> **TASK DIRECTIONS**: Scan the records below. List lines holding "NEWS".

> **GIVEN DATA**:
=== Begin Enclosure ===

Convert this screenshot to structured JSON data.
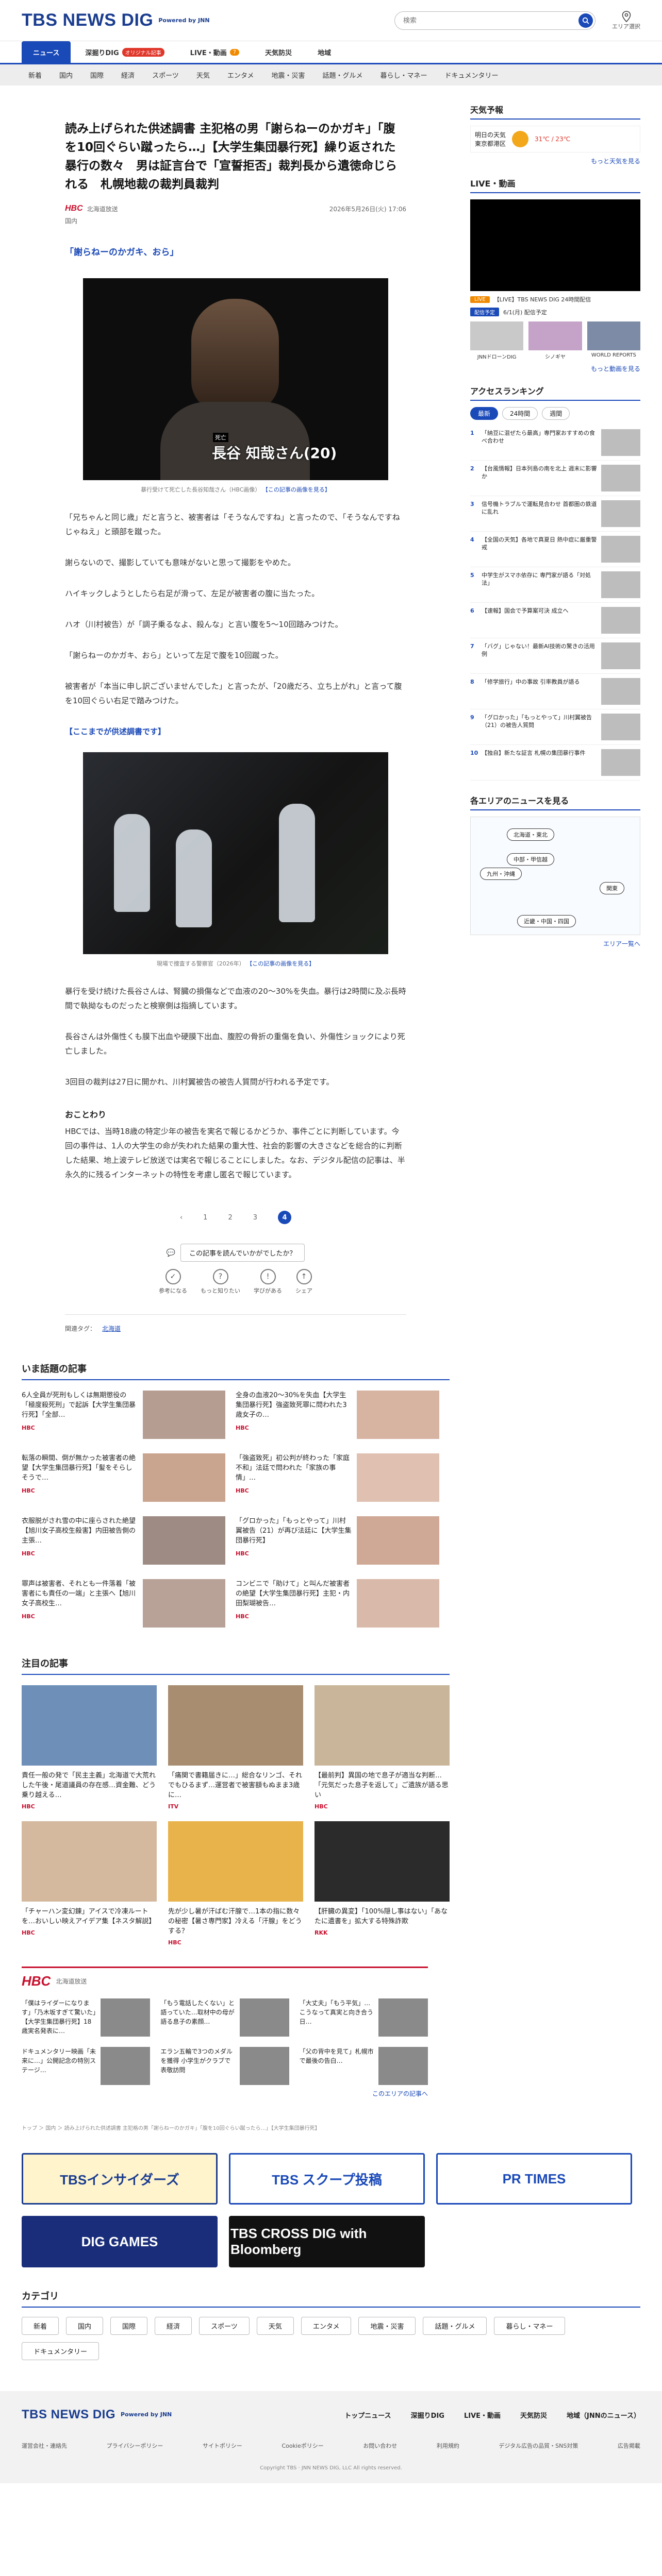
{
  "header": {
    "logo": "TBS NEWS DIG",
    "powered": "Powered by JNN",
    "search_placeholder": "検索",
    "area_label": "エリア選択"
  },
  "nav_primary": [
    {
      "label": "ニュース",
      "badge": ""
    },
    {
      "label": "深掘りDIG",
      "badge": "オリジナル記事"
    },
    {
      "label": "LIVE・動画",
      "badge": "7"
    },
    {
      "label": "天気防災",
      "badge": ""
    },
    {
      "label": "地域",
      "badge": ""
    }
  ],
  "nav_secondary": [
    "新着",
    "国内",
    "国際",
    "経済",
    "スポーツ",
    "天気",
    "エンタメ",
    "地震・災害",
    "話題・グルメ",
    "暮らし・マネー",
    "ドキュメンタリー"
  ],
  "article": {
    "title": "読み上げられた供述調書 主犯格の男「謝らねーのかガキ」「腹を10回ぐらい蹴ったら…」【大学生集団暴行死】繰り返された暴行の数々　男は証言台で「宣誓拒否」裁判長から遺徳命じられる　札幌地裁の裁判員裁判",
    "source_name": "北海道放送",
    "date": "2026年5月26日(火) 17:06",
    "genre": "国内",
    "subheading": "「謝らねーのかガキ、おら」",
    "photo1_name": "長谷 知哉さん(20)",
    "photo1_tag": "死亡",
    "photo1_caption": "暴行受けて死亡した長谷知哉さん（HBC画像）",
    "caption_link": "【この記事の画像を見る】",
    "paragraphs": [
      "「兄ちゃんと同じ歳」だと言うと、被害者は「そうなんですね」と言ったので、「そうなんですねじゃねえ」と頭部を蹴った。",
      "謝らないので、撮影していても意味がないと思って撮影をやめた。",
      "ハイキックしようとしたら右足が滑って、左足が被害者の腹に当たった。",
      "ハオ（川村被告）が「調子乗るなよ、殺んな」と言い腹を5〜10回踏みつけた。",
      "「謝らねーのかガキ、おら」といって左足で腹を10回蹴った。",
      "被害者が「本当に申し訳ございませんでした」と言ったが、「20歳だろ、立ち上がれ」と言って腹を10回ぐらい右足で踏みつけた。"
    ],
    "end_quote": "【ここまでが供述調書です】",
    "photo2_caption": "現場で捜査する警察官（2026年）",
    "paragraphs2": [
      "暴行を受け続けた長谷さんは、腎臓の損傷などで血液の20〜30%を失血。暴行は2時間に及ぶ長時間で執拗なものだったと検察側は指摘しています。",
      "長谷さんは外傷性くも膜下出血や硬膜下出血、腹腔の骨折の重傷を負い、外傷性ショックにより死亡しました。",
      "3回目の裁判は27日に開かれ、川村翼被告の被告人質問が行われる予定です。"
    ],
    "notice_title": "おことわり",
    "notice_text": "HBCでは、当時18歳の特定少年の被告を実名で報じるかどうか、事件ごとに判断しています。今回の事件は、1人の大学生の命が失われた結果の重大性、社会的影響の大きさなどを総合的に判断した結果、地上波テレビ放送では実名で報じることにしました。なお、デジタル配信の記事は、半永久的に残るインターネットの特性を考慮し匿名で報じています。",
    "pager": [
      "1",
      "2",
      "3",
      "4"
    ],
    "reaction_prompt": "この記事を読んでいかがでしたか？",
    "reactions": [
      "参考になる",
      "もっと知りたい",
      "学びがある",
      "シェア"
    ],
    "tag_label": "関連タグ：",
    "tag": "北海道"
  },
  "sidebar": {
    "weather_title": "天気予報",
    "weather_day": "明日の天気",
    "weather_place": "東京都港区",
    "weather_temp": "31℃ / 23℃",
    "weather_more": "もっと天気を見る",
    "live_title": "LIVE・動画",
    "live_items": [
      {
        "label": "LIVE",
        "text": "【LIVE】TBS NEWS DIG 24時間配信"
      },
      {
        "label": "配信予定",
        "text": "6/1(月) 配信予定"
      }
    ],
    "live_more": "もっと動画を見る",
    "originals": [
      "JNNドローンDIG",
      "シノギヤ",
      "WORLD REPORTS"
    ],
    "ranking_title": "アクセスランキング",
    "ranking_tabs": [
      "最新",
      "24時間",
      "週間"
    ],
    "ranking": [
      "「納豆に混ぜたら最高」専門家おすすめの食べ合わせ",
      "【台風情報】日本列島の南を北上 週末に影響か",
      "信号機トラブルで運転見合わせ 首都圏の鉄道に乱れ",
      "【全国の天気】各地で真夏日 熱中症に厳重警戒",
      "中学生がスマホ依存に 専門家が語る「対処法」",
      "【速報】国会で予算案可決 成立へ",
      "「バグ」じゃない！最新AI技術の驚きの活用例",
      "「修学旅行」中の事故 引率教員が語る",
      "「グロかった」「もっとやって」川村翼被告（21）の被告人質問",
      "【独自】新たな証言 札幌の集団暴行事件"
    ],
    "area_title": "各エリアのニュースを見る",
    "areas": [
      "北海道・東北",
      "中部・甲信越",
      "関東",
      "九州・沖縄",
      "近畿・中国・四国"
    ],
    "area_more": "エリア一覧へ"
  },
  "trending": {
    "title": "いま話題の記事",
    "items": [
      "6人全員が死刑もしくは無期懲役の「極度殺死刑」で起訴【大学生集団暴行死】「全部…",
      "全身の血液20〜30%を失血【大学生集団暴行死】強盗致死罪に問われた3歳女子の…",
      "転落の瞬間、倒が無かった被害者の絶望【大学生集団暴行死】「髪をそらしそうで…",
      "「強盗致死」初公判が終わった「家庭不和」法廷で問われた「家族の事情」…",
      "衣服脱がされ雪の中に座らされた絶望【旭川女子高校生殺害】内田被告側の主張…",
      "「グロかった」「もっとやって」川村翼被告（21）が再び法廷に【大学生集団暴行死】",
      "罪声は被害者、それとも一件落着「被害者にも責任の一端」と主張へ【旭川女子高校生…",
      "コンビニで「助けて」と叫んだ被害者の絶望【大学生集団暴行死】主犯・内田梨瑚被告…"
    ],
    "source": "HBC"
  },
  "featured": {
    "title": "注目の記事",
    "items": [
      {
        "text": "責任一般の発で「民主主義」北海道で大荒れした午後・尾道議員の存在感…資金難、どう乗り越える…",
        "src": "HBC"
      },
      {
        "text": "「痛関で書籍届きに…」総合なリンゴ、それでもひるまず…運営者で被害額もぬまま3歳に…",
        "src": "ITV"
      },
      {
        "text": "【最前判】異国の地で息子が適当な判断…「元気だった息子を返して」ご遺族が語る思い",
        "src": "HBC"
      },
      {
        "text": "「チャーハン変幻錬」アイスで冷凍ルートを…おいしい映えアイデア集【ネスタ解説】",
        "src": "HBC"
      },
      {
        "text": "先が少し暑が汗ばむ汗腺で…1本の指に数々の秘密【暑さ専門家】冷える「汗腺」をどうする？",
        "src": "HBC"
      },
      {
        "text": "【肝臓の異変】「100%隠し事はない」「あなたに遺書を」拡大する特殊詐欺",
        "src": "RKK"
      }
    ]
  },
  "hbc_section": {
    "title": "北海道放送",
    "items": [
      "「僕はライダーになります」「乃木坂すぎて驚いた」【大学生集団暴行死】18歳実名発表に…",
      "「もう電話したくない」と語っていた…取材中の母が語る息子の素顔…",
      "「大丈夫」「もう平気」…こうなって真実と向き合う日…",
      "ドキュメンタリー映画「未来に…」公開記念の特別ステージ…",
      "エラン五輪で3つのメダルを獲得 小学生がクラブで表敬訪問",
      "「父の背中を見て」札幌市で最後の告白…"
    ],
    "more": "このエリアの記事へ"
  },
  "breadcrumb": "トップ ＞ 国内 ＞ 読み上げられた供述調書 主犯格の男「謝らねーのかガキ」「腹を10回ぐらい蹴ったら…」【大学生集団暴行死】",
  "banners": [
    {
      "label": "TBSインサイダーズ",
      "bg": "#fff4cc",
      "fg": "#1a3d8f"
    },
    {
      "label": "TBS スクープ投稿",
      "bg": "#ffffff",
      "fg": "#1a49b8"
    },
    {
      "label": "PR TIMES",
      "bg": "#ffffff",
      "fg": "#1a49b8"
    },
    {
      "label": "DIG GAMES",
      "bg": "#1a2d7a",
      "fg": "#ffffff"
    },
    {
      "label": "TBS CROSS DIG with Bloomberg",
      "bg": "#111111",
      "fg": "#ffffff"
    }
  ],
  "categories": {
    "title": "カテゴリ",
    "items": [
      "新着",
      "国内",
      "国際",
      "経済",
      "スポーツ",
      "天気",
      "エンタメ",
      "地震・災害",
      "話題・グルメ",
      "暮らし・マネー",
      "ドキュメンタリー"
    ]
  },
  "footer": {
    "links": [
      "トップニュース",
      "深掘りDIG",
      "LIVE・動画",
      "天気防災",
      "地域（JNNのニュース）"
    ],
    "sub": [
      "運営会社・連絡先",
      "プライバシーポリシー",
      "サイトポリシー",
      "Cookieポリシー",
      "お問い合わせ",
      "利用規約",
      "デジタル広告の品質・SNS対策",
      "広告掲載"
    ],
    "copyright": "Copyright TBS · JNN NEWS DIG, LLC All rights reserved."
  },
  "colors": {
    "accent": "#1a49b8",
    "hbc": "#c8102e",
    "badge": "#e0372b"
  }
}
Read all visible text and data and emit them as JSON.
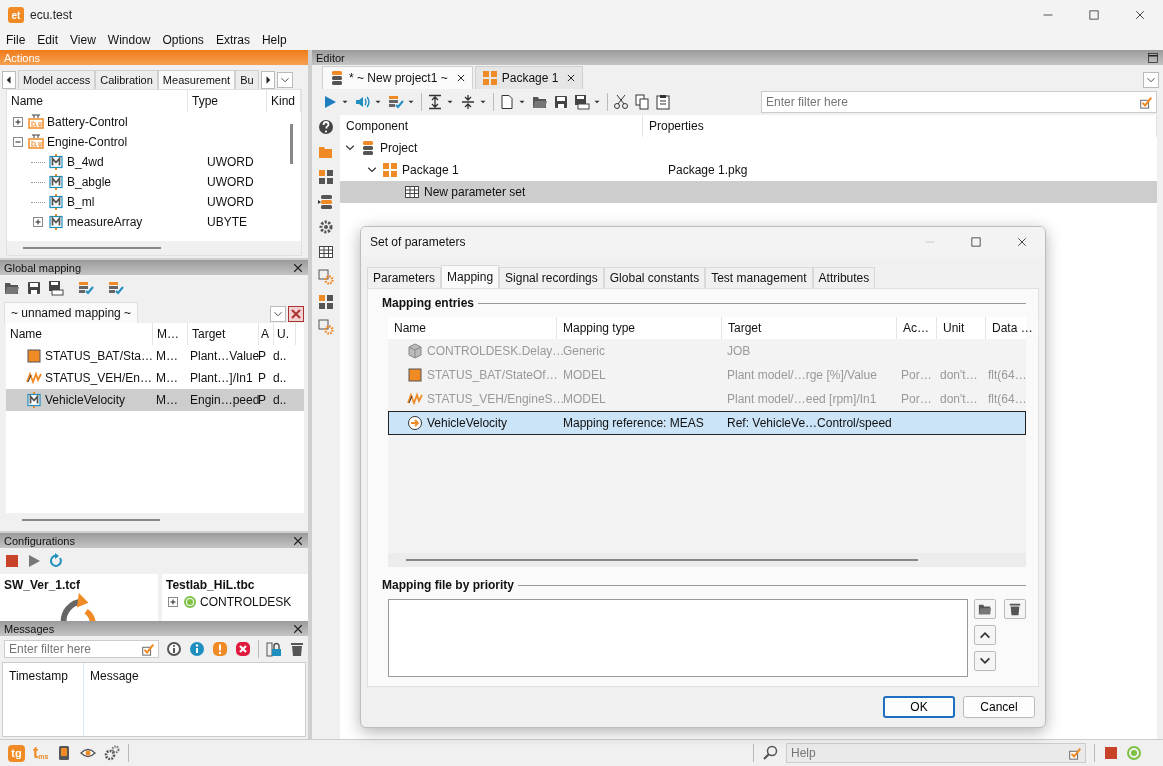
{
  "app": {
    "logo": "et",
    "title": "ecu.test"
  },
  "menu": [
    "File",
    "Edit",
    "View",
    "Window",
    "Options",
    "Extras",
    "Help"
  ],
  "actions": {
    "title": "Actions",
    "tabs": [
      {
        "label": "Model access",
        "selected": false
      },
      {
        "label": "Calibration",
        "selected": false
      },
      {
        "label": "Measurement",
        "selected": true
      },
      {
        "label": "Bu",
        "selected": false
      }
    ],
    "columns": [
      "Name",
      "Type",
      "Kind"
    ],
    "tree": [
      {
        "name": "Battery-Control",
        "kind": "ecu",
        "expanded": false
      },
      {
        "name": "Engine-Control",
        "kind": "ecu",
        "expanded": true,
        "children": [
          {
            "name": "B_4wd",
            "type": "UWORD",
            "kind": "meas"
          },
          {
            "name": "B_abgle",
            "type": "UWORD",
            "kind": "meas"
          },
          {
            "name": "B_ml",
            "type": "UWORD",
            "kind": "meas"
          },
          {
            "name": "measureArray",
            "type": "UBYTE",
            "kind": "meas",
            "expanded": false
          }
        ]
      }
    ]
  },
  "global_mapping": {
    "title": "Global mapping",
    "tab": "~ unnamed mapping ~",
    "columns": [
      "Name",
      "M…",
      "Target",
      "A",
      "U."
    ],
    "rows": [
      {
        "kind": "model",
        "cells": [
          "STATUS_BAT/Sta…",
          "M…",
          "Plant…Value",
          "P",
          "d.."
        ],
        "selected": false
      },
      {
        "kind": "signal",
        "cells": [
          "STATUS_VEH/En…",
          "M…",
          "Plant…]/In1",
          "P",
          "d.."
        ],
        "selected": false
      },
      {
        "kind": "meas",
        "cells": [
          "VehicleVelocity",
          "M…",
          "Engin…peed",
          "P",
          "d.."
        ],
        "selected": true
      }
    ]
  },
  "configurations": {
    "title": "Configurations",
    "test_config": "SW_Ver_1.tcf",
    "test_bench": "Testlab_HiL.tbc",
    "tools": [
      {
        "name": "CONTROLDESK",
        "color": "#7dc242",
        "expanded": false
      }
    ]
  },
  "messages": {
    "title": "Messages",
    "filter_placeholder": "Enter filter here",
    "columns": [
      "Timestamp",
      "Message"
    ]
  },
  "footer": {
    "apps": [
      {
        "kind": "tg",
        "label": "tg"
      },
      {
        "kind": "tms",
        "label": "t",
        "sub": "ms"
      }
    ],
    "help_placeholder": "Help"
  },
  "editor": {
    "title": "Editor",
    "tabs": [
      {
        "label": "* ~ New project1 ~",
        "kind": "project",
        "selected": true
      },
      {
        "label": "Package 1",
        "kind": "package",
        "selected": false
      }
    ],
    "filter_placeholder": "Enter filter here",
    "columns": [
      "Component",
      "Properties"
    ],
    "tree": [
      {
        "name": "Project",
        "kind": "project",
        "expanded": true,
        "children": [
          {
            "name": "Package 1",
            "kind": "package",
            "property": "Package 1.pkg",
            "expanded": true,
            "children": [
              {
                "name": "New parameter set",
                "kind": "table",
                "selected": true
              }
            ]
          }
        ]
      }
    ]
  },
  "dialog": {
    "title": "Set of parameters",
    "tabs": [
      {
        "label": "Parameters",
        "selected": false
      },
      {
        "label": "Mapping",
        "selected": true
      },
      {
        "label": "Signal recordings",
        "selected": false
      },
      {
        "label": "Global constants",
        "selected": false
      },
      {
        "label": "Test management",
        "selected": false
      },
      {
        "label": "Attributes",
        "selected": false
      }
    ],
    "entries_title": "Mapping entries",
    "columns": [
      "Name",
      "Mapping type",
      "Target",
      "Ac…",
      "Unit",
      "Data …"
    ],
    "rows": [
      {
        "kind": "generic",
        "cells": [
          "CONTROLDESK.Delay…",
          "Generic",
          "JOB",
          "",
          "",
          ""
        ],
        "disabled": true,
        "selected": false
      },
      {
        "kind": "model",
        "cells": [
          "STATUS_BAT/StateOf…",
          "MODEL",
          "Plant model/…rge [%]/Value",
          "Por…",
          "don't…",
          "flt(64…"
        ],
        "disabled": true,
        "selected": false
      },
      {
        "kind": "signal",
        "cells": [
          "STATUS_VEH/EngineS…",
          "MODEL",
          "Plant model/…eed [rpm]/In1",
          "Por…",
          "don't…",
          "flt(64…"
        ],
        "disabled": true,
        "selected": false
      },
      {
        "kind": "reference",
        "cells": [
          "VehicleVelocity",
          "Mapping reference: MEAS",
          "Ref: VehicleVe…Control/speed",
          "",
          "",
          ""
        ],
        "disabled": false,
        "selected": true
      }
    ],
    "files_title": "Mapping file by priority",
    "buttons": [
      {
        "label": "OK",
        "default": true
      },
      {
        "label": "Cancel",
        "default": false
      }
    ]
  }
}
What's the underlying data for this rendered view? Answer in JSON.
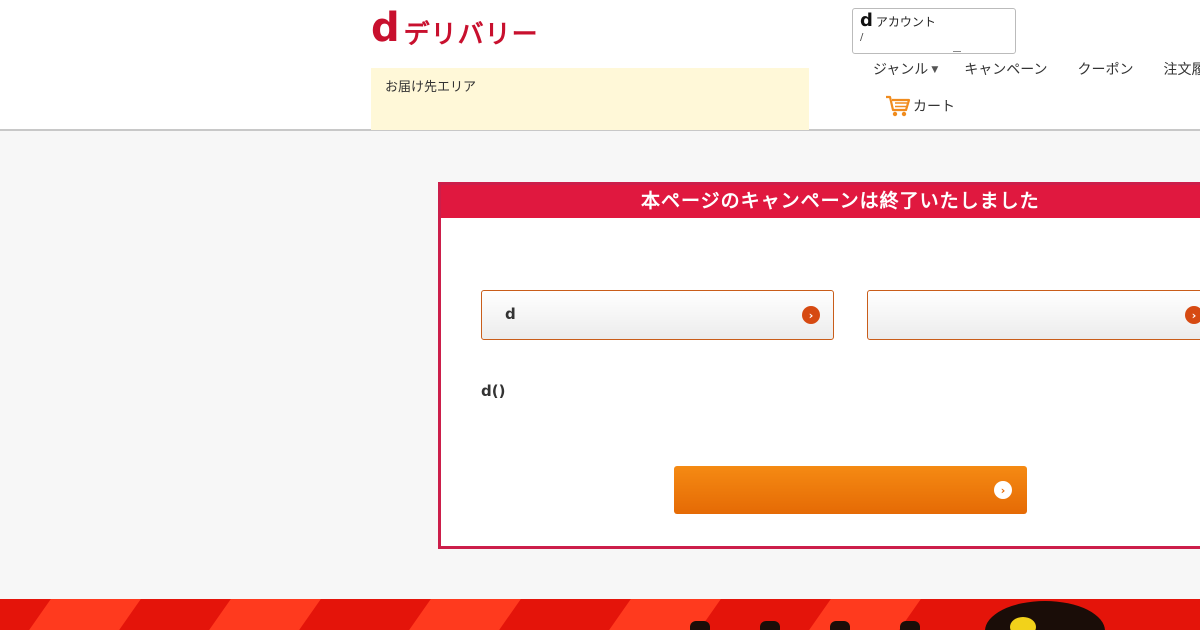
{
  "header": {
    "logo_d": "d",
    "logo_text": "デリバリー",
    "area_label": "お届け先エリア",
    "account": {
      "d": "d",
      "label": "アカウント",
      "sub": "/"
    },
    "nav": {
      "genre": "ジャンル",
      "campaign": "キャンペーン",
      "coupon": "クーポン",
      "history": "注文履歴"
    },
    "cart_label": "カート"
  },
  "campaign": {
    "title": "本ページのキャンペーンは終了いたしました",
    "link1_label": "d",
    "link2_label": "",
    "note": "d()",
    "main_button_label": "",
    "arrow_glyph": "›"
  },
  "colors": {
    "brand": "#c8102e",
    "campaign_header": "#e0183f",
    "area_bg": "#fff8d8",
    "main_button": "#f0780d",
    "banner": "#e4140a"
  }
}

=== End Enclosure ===

> **ANSWER SPACE**:
    "logo": "TBS NEWS DIG",
        "text": "【LIVE】TBS NEWS DIG 24時間配信"
    "copyright": "Copyright TBS · JNN NEWS DIG, LLC All rights reserved."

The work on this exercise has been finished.